He has been his manager says “inconsistent” spring. By that he means he hasn’t cured the problem. By now, nearly everyone has a theory as to what that problem is. The baseball jargon about what makes him “unwell” flies around so furiously that even the most dedicated fan wonders what it means. What is odd about his case is that it is not a pronounced loss of pitch control. He comes close, just not close enough. The statisticians ask about his “numbers” and his “arm speed,” the coaches about his arm “slot” and “release” which are merely ways of asking if he follows through and lets go of the ball in the same place ever time. Others are of the opinion that his unorthodox delivery of the ball leads to a different motion each time and speak of a mysterious need for “motion repetition.” All Dontrelle knows now, after being pawed over, reviewed, filmed, and analyzed by some of the best minds in baseball is that he cannot, as he did a mere six years ago, throw a baseball for a strike with consistency and effectiveness. This two time All Star, Cy Young Award winner, and Rookie of the Year is about to become a “has been” before his thirtieth birthday.
I saw him pitch twice this spring. To my untrained eye, he seems less a thrower now and more a pitcher. Where once there was a jerky motion always, there now seems a “calmness” in his delivery that wasn’t there when he was the D-Train in Florida. Yet each ball he throws is not even close to a strike or so much a strike that he watches it leave the ballpark. When it does, he doesn’t hang his head or kick dirt, he takes a new ball and tries again and will keep trying I am sure until they make him stop.
One thing Dontrelle still knows how to do is hit a baseball. It is something pitchers in the National League are still required to do. He was allowed to bat in the first game I saw and hit a ball down the first base line toward the foul pole. He left the batter’s box with his head down, and with good speed. Between first and second there was no doubt he would consider stopping. He slid safely into third base head first to a standing ovation from the Red’s fans and his teammates on the bench. He scored one out later, crossed home plate, picked up the unattended bat from the hitter, handed it to the batboy, patted him on the head, and returned to the dugout with a toothy grin. He was exultant. Dontrelle knows how the game is played and still loves to play it.
In years past I have often found it painful to watch a “comeback’ player try to prove he still had the stuff to do the job. This year, as I watched Dontrelle, I found it sad, yet uplifting that he refuses to quit. There was a rumor in the Red’s team report that when the final cuts came, this happy, seemingly well-adjusted young man would hang on to a job with the team.
He didn’t. On Sunday, March 27, 2011, he accepted assignment to the minor league camp where he hopes more work will bring him back. He is expected to report to the AAA minor league affiliate. His 11 walks and no wins didn’t help.
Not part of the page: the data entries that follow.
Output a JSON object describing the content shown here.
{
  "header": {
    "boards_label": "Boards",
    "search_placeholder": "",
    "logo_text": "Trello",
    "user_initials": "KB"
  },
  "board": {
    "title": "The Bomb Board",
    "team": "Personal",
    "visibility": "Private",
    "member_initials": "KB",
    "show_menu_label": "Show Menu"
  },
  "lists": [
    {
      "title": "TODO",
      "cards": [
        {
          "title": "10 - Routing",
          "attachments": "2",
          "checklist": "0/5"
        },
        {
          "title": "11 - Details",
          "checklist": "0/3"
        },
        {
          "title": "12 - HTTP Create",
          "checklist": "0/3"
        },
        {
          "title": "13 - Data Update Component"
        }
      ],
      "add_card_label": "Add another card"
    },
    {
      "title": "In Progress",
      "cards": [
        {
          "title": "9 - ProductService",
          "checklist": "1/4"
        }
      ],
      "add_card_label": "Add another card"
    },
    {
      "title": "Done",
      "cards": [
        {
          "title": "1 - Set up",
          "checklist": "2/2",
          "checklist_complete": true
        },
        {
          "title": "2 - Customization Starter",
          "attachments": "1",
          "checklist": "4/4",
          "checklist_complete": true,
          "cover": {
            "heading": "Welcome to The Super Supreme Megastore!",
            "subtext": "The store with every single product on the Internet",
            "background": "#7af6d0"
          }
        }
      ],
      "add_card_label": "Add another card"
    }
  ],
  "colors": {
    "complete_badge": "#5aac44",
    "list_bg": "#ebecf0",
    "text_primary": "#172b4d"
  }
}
The fact that he seemed to walk more batters and give up more runs in the past two weeks didn’t help either.
Sadly, he has exhausted the patience of most, the wallets of two teams, and frustrated a legion of fans. Yet somewhere in his head he believes—he must believe-- that he can do what he did before. His life under the bright lights has been too short, too frustrating, and too sad. For him it is no longer a game. Yet he will continue smiling as he tries to learn all over again how to throw an effective strike for as long as they let him.